An NPR member station
Play Live Radio
Next Up:
0:00
0:00
Available On Air Stations

Toil Substitutes for Cash to Get into State Parks

If you're not a fan of Washington State's annual 30-dollar Discover Pass to get into state parks, there's a way to beat the fee. The Department of Natural Resources is willing to swap sweat equity for cash.

Although it's not well publicized, volunteers who put in at least 24 hours of work on a DNR approved project will be rewarded with a Discover Pass to get into a hundred or so state parks, trails, primitive recreation sites, natural and wildlife areas.

Here's an example:

The state DNR is looking for volunteers to re-route a popular trail - it's called the Knothead Trail - overlooking the little Spokane River.
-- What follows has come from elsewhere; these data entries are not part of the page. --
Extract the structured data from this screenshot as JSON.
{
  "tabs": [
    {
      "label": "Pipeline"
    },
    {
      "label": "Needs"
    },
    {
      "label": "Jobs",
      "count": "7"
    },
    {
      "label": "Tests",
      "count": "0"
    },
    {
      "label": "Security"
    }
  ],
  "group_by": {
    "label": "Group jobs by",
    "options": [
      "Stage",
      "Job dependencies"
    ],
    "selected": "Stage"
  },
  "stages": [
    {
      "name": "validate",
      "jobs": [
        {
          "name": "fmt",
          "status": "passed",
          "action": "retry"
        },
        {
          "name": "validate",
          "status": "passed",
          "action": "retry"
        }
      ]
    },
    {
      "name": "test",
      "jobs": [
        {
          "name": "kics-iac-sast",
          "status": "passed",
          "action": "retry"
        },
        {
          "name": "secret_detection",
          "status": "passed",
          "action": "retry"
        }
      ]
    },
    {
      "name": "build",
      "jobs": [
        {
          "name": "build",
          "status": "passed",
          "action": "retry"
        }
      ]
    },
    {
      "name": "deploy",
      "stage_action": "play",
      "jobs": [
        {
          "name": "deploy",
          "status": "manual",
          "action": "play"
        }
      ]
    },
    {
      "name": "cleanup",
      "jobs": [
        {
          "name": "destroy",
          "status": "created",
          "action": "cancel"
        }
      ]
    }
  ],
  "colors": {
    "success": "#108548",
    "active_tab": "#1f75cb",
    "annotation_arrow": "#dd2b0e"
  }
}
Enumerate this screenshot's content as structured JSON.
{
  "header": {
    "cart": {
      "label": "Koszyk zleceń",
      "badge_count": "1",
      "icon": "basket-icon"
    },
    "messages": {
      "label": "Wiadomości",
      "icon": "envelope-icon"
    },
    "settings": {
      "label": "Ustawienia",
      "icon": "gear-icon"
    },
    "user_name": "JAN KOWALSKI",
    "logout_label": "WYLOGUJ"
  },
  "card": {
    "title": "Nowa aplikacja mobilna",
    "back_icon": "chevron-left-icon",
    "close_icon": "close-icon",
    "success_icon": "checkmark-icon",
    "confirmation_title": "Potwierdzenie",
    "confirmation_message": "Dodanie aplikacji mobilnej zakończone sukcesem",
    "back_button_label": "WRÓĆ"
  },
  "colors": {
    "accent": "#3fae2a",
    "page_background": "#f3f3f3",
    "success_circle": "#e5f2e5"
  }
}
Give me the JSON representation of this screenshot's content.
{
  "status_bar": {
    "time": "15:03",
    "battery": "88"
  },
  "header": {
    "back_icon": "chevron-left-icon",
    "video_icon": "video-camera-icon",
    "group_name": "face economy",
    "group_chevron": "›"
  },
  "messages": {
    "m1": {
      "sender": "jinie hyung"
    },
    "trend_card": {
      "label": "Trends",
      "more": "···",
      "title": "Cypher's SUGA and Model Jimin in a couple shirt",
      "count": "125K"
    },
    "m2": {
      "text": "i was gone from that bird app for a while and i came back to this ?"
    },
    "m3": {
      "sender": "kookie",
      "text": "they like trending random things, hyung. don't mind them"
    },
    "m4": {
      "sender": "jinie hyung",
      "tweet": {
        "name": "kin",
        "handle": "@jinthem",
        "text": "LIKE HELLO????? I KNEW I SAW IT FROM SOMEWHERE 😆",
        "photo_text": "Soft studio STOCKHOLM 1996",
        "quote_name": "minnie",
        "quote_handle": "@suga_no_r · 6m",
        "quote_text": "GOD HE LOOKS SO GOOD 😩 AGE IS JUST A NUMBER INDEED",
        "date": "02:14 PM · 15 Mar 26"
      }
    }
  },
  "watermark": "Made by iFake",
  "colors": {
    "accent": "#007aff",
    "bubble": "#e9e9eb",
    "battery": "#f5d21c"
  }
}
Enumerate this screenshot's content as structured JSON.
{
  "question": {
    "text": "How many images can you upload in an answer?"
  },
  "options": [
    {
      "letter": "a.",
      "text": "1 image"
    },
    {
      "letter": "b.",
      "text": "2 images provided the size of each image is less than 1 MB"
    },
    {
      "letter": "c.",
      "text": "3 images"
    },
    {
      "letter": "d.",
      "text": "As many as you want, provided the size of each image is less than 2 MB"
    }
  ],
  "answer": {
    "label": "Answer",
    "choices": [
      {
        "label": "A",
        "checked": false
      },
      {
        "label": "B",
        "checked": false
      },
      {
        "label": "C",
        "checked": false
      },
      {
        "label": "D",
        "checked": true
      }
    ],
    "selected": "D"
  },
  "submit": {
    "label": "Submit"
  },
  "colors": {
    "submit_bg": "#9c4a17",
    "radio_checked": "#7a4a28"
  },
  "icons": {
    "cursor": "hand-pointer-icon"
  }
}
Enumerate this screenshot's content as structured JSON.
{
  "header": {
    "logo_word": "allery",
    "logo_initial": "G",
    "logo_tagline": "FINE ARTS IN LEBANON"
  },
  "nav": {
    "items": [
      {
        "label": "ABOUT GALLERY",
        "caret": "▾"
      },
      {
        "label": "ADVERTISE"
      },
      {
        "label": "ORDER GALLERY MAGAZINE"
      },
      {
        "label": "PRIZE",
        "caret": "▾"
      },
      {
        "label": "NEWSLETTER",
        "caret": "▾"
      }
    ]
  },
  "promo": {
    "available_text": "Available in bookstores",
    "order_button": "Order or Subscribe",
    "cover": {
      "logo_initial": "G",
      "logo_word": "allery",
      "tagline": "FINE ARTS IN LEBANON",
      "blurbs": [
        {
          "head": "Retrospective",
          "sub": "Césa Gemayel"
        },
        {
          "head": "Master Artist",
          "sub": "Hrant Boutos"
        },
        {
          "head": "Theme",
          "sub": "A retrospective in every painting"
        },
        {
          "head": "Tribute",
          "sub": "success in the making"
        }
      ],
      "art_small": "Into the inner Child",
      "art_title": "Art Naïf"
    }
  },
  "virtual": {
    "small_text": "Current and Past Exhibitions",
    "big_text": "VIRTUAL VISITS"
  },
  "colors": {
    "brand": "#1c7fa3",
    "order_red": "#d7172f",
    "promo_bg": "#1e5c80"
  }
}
For those who turn up willing to hack away with picks and shovels, the state is willing to waive the Discover Pass requirement for the day.

Moreover, the work will count toward the 24 hours of labor needed to earn a cashless Discovery Pass.

The Knothead trail alteration is scheduled Monday, June 1st at the Little Spokane River Natural Area, and there'll be t-shirts, refreshments and entertainment.

The Discover Pass program was created in desperation after cash-strapped state lawmakers gutted the parks budget when the economy went south in 2008. The state once funded about 70 percent of park expenses from general tax funds; that's now down to about 15 percent.